by Sheri Forrest
The hackamore. It's no gimmick or shortcut, and it certainly isn't for the hasty or impatient horseman. For some who have taken the time to master its language, this fabled piece of tack has helped produce many extraordinary equine athletes and legendary training programs.
More than just another piece of equipment, the hackamore, a bridle that relies on nose pressure instead of a bit, represents a certain consciousness in horse training-one that many argue is in danger of extinction. In today’s performance horse world, fewer and fewer individuals incorporate the hackamore into their training programs. The mega-futurity and derby purses have driven the industry to push young horses faster and harder, leaving little room for time-intensive training tools. Faster has become better and the hackamore accompanies no quick method.

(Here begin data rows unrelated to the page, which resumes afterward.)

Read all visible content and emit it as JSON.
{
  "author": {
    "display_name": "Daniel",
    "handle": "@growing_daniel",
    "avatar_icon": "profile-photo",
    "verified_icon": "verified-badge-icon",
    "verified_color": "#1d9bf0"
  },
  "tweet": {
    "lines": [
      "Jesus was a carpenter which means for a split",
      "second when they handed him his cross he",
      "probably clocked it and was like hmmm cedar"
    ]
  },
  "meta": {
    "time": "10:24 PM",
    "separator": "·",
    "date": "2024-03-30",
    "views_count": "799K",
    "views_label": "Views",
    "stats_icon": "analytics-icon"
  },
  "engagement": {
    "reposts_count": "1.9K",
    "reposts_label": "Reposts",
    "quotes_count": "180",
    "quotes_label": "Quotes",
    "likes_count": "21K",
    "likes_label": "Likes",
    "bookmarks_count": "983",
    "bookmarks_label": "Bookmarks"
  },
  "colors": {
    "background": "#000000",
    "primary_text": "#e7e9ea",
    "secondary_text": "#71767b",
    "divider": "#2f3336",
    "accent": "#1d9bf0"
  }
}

Consequently, we are faced with an emerging generation of trainers who have never been educated in the art of the hackamore, and a coalition of old-school trainers who question if the younger generation even understands the need.
Once upon a time, it was common knowledge that it took six or seven years to properly mold and finish a top-notch performance horse. A fine prospect was allowed-nay, encouraged-to evolve at his own pace. He was started in a snaffle bit, put into the hackamore, then, eventually, the two-rein. Finally, he was ridden straight up in the bridle with a traditional bit. It took time.
And taking time equates to approaching the task of training in distinct stages. Putting a horse into the hackamore is not only one of these stages, but according to masters of the skill such as Bobby Ingersoll, who trains in Reno, Nevada, it is the most essential.
“I was taught to ride in the Spanish style of training,” says Ingersoll. “It emphasizes using certain equipment depending on a horse’s age and his level of maturity. In order to properly put a horse into a bit, you need to go through very specific steps, and the hackamore is, perhaps, the most important one. It’s during hackamore training that a horse learns to be consistent with his balance and feel.
“I put my horses into the hackamore when they have gotten as good as they can be in a snaffle bit. If one isn’t responsive in the snaffle, I won’t move on to the hackamore. A good foundation in the snaffle eliminates a lot of the natural brace in a horse’s neck and poll areas.”
The hackamore also serves another very important purpose. It preserves a horse’s mouth.
“People don’t realize that the most sensitive part of a horse is the bars of his mouth, where the bit lies,” stresses Ingersoll. “People overlook this because they can’t see it. Once you callous or hurt the bars of a horse’s mouth, his mouth becomes hard. The whole key to training is to preserve the mouth, and the hackamore helps to do this.”
Like Ingersoll, Benny Guitron is a National Reined Cow Horse Association judge, and is also considered one of the most fluent individuals in the hackamore method of training. He studied under his father, Felix Guitron, and other such masters of the stock horse trade including Don Dodge and Tony Amaral. Benny, who lives in Merced, California, also subscribes to the belief that the hackamore stage is one that can’t be overlooked. He says the popularity of the two-rein competition serves to make it even more crucial.
Reprinted with permission from Performance Horse.